walk on the ground, give it thicker feet for stability. If it uses calls
to communicate over long distances, make them simple and LOUD. It’s
hard to have detail in sound across distance in forest, the leaves
absorb a lot of it. Give it sharp claws if it’s going up trees, as well
as a thinner body so the tree can handle it. If it’s a nighttime hunter,
give it better smell than sight.
Ocean: Movement is key, you want as aerodynamic a shape as possible. Horns are kinda eh here, fins are better because they can fold flat. Take inspiration from fish, eels, and sharks for movement types. You can also look at species like squids and octopi if you want something new. if you’re looking for camouflage in open ocean, many fish have light bellies and dark tops, so they blend in if looked at from the top or bottom. If you’re camouflaging in a reef, go fucking hog wild. If you want funky colors and shapes, you can look at cuttlefish, and octopi, masters of dynamic camouflage, color changing, and mimicry! If you want to make a species of dragon that swims in schools, give it a very thin stripe down the center! schools of fish actually use those to sense the movement of those around them. Communication in water is deep for long distances but high pitched for close distances. Think dolphins and whales.
Deep Underwater: many species are blind, and those that have vision can only see specific kinds of light that they use for communication. Bio luminescence is used to communicate. It’s hard to get really big in the depths, there’s massive amounts of pressure, low oxygen, and food is hard to come by. you can do it, but most large deep dwelling creatures are just super long. Now you can have MASSIVE carcasses down there, because that’s where everything falls when it dies! If they live down deep, they’ll probably die when brought to the surface, because everything kinda fails.
Caves: If your dragon just uses caves as a home at night, you might not need many adaptations to the environment. But if your dragon lives deep in dark caves, then you’re gonna have to adapt to a whole new kind of animal. Many cave-dwelling animals are pale and blind, because you don’t get light down there. most eat tiny creatures, and it’s hard to get big down there. similar adaptations to living deep underwater. Limited food and nutrients, no sunlight, etc.

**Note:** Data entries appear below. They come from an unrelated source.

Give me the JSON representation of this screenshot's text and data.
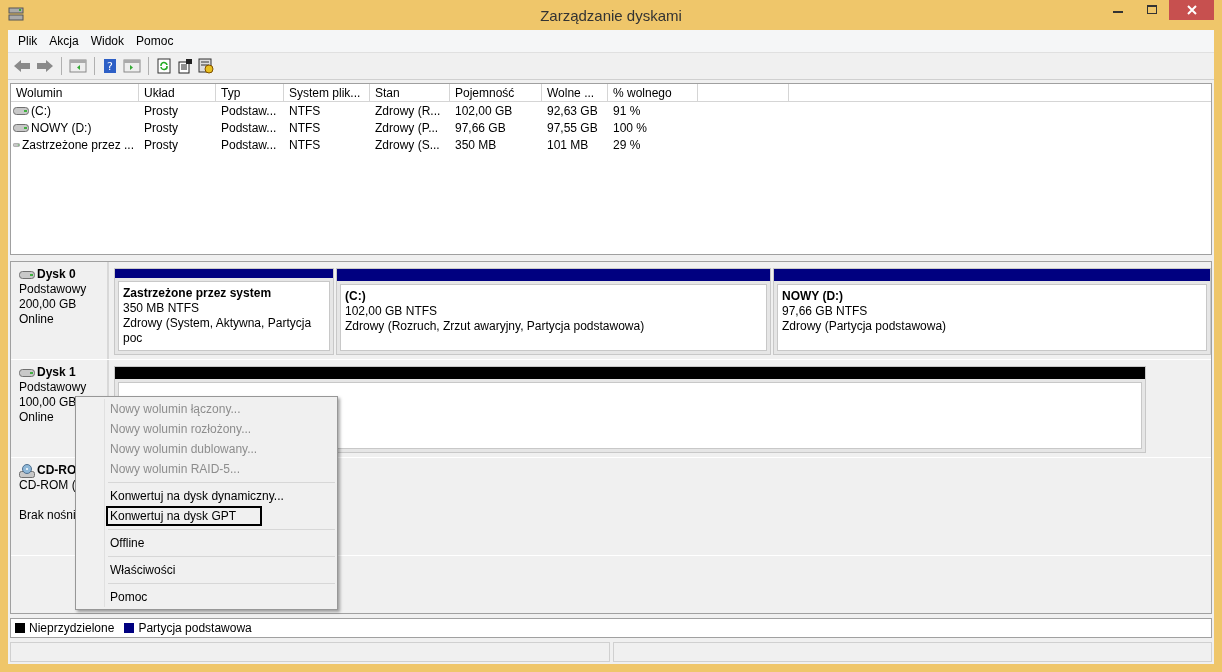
{
  "window": {
    "title": "Zarządzanie dyskami"
  },
  "menu_bar": [
    "Plik",
    "Akcja",
    "Widok",
    "Pomoc"
  ],
  "toolbar": {
    "help_glyph": "?"
  },
  "volume_table": {
    "columns": [
      "Wolumin",
      "Układ",
      "Typ",
      "System plik...",
      "Stan",
      "Pojemność",
      "Wolne ...",
      "% wolnego"
    ],
    "rows": [
      [
        "(C:)",
        "Prosty",
        "Podstaw...",
        "NTFS",
        "Zdrowy (R...",
        "102,00 GB",
        "92,63 GB",
        "91 %"
      ],
      [
        "NOWY (D:)",
        "Prosty",
        "Podstaw...",
        "NTFS",
        "Zdrowy (P...",
        "97,66 GB",
        "97,55 GB",
        "100 %"
      ],
      [
        "Zastrzeżone przez ...",
        "Prosty",
        "Podstaw...",
        "NTFS",
        "Zdrowy (S...",
        "350 MB",
        "101 MB",
        "29 %"
      ]
    ]
  },
  "disks": [
    {
      "kind": "disk",
      "name": "Dysk 0",
      "lines": [
        "Podstawowy",
        "200,00 GB",
        "Online"
      ],
      "partitions": [
        {
          "kind": "primary",
          "name": "Zastrzeżone przez system",
          "size": "350 MB NTFS",
          "status": "Zdrowy (System, Aktywna, Partycja poc"
        },
        {
          "kind": "primary",
          "name": "(C:)",
          "size": "102,00 GB NTFS",
          "status": "Zdrowy (Rozruch, Zrzut awaryjny, Partycja podstawowa)"
        },
        {
          "kind": "primary",
          "name": "NOWY  (D:)",
          "size": "97,66 GB NTFS",
          "status": "Zdrowy (Partycja podstawowa)"
        }
      ]
    },
    {
      "kind": "disk",
      "name": "Dysk 1",
      "lines": [
        "Podstawowy",
        "100,00 GB",
        "Online"
      ],
      "partitions": [
        {
          "kind": "unallocated"
        }
      ]
    },
    {
      "kind": "cdrom",
      "name": "CD-RO",
      "lines": [
        "CD-ROM (",
        "Brak nośni"
      ]
    }
  ],
  "legend": [
    {
      "label": "Nieprzydzielone",
      "color": "#000000"
    },
    {
      "label": "Partycja podstawowa",
      "color": "#000080"
    }
  ],
  "context_menu": [
    {
      "label": "Nowy wolumin łączony...",
      "disabled": true,
      "selected": false
    },
    {
      "label": "Nowy wolumin rozłożony...",
      "disabled": true,
      "selected": false
    },
    {
      "label": "Nowy wolumin dublowany...",
      "disabled": true,
      "selected": false
    },
    {
      "label": "Nowy wolumin RAID-5...",
      "disabled": true,
      "selected": false,
      "separator_after": true
    },
    {
      "label": "Konwertuj na dysk dynamiczny...",
      "disabled": false,
      "selected": false
    },
    {
      "label": "Konwertuj na dysk GPT",
      "disabled": false,
      "selected": true,
      "separator_after": true
    },
    {
      "label": "Offline",
      "disabled": false,
      "selected": false,
      "separator_after": true
    },
    {
      "label": "Właściwości",
      "disabled": false,
      "selected": false,
      "separator_after": true
    },
    {
      "label": "Pomoc",
      "disabled": false,
      "selected": false
    }
  ]
}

Sandy deserts: cooling down is the biggest focus here. Big fins and ears are what many species use to cool down, circulating blood through them. You also have snakes and lizards that walk weird and “dance” to keep the sand off of most of their body at any time. If your dragon doesn’t have internal heating, they’ll likely burrow at night to conserve heat (sand stays warm for a while). Light colors are common here not just to camouflage, but also to reflect more sunlight. staying under cover is also very important, because of how open it is. Watering holes are peaceful areas, usually, though if your creature dwells in water that’s not gonna be the case (crocodiles)
The Poles: varies depending on if you’re in a tundra or a cold desert (like Antarctica), but some things stay constant. Many species build fat, for insulation. If your species doesn’t have fur, they better be thicc as hell, or I’ll be sad. Most species also have thick fur on their paws to stay warm, as well as claws so they can have traction in icy areas. You want extremities like ears and fins to be small, and shouldn’t exist without a use (Like fins could be used for communication and sensing motion in water, and ears are for hearing). limbs tend to be small and tight to the body to conserve heat. Think about how jackrabbits, a desert species, have long limbs and ears, while arctic bunnies are small and compact. Same with foxes. Tails are also included here, though again if it has a use it can stay (locomotion, and foxes use the tail to cover their face when they sleep). Snouts should also be small. Burrowing is also common here, because snow is a FANTASTIC insulator. if your species has a predator, it’s likely to have light colors because camoflauge is important here.
Alright, that’s all I can think of for now, thanks for reading! feel free to ask me for specifics if you need them, I’m always willing to help